------ Data for review

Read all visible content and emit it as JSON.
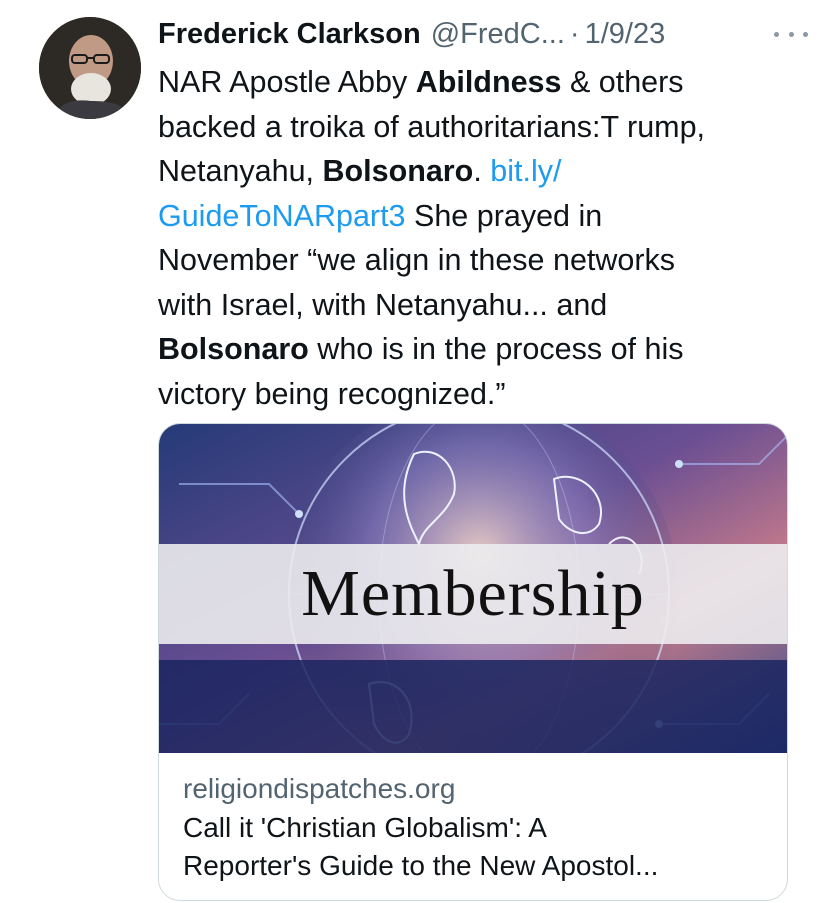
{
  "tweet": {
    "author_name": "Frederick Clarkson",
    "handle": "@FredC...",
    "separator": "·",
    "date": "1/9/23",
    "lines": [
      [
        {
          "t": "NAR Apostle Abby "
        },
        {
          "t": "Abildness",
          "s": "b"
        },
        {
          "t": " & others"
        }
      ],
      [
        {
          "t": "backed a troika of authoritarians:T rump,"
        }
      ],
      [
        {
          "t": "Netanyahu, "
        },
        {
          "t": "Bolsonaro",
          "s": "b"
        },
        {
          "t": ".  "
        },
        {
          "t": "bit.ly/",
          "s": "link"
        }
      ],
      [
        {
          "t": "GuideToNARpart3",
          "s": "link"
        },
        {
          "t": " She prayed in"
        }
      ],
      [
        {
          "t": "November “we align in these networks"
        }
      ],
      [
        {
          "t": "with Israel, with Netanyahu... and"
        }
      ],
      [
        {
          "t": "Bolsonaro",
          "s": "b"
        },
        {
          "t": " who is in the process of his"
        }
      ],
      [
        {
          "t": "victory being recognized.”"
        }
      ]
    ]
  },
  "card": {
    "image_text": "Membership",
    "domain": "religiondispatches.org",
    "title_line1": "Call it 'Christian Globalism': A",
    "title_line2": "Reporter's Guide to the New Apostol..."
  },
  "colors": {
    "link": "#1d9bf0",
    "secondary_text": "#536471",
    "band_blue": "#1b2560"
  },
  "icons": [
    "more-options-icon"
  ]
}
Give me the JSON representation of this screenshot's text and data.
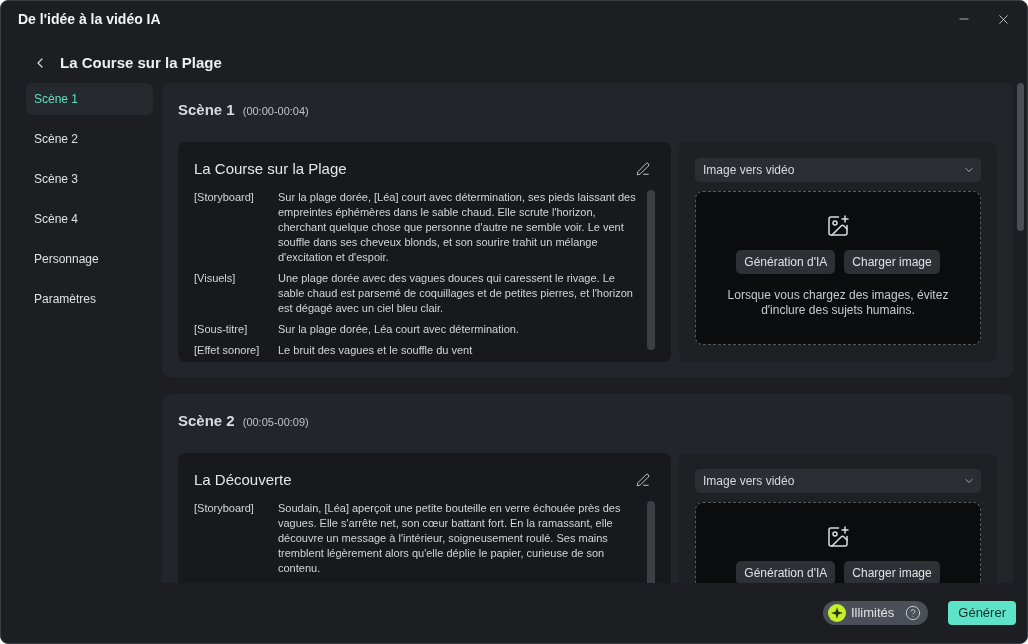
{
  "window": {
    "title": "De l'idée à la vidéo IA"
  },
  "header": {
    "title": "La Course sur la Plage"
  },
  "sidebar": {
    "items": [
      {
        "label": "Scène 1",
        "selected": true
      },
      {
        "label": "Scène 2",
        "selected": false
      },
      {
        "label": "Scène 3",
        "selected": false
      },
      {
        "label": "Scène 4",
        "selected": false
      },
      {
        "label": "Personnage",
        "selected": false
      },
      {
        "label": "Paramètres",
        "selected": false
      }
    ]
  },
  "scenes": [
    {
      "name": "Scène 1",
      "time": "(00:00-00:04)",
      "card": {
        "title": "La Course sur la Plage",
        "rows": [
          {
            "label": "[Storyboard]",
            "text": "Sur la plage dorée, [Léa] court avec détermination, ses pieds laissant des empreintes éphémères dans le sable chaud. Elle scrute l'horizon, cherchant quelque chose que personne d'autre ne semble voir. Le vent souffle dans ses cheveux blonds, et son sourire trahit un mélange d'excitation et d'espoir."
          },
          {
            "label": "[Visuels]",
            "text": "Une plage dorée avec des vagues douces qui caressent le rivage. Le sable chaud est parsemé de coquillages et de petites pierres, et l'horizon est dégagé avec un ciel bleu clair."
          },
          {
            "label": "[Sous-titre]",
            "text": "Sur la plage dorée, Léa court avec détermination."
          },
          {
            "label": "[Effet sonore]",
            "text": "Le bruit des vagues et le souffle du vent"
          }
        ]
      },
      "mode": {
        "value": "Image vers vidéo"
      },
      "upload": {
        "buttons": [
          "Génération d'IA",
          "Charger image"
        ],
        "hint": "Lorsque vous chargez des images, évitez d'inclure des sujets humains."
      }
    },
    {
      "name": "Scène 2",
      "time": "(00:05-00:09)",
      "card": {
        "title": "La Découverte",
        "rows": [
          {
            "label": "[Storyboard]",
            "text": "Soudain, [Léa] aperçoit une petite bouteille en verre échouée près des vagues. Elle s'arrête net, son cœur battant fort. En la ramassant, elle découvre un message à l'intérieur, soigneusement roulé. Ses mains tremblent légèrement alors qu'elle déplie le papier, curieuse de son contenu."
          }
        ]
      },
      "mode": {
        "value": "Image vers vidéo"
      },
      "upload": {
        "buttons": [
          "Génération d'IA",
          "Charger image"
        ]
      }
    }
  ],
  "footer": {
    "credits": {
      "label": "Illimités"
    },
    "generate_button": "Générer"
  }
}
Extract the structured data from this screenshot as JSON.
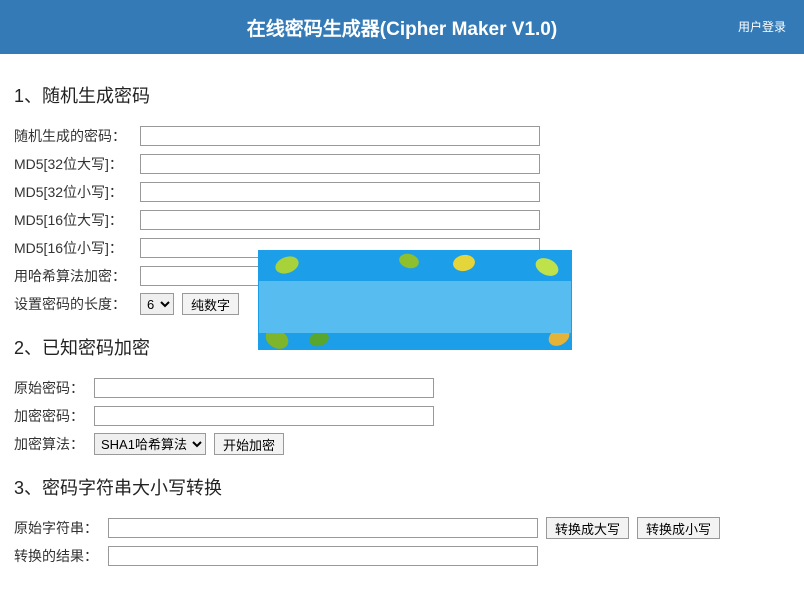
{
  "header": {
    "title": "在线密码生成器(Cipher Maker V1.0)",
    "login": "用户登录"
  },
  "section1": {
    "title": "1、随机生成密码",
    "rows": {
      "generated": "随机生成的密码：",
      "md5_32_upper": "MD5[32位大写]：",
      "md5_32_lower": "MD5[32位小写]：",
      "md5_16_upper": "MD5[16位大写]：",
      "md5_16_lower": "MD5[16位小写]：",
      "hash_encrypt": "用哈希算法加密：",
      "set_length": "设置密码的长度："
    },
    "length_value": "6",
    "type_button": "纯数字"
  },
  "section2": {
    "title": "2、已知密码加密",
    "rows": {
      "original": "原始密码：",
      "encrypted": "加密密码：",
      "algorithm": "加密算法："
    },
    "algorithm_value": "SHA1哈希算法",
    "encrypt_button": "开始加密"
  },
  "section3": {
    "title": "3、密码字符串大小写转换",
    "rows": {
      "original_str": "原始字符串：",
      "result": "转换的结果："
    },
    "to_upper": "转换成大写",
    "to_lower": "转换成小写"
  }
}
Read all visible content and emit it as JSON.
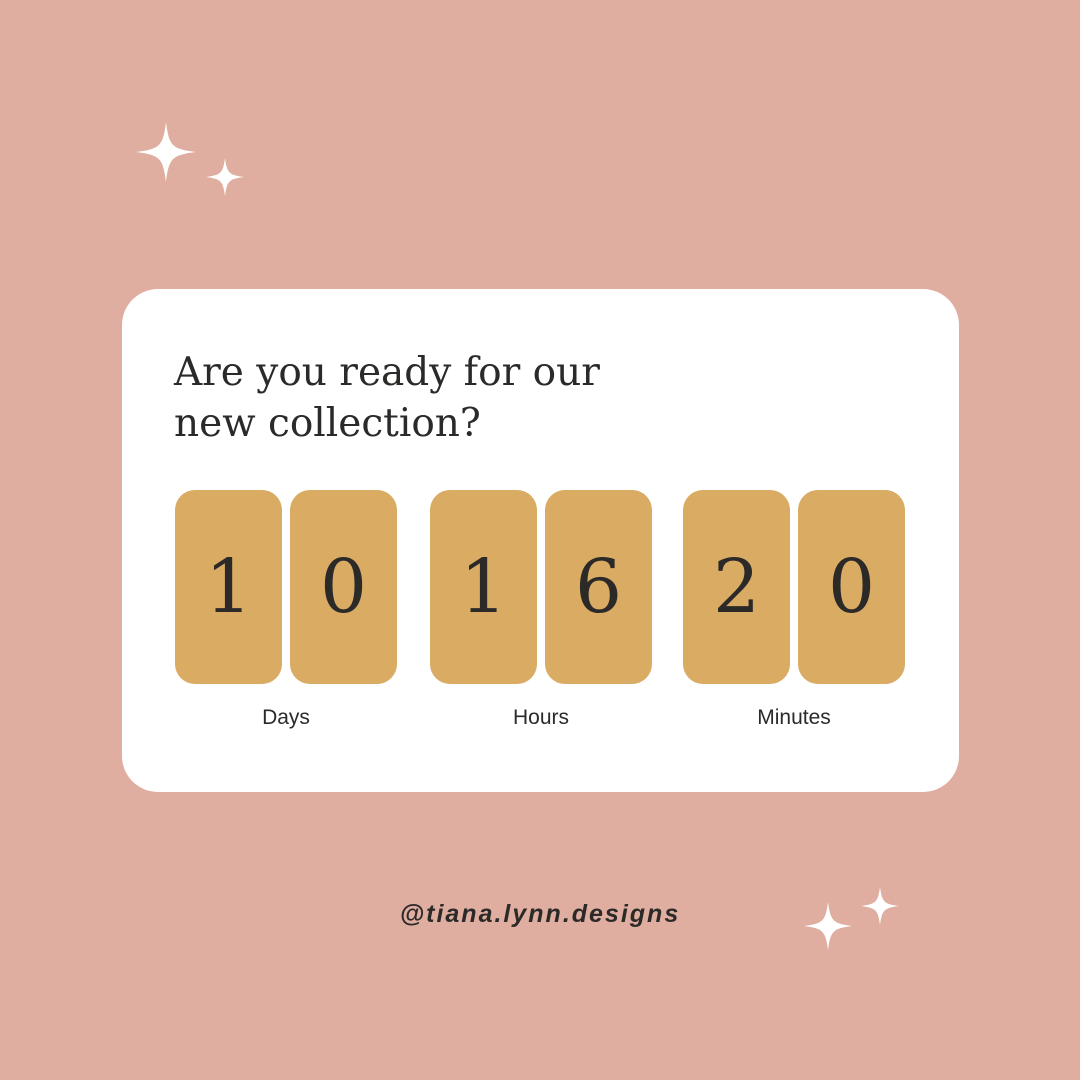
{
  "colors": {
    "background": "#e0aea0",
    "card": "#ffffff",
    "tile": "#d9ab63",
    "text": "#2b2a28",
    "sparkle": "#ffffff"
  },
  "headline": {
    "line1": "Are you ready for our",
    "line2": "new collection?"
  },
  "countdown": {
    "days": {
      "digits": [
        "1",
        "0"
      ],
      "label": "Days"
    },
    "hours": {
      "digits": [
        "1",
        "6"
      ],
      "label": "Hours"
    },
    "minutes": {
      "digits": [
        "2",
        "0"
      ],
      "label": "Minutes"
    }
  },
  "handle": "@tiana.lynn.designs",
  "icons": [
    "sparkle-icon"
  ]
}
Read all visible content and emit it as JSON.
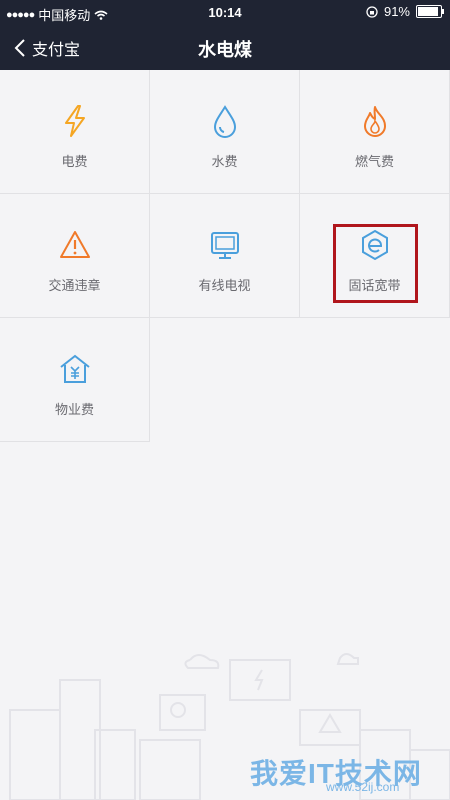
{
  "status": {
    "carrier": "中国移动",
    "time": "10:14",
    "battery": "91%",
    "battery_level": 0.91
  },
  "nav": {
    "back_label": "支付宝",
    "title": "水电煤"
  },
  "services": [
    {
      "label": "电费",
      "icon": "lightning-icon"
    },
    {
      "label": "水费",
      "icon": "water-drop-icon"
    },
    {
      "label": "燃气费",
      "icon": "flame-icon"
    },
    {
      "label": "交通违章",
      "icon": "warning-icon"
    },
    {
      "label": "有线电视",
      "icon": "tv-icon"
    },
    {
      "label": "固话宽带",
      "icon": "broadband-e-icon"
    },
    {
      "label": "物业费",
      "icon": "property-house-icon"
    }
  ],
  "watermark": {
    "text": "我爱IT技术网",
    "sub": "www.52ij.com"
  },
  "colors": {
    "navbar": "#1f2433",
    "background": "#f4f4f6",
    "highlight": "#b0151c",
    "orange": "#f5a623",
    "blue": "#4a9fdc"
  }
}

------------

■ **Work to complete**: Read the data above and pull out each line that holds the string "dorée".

■ **Exercise response**:
            "text": "Sur la plage dorée, [Léa] court avec détermination, ses pieds laissant des empreintes éphémères dans le sable chaud. Elle scrute l'horizon, cherchant quelque chose que personne d'autre ne semble voir. Le vent souffle dans ses cheveux blonds, et son sourire trahit un mélange d'excitation et d'espoir."
            "text": "Une plage dorée avec des vagues douces qui caressent le rivage. Le sable chaud est parsemé de coquillages et de petites pierres, et l'horizon est dégagé avec un ciel bleu clair."
            "text": "Sur la plage dorée, Léa court avec détermination."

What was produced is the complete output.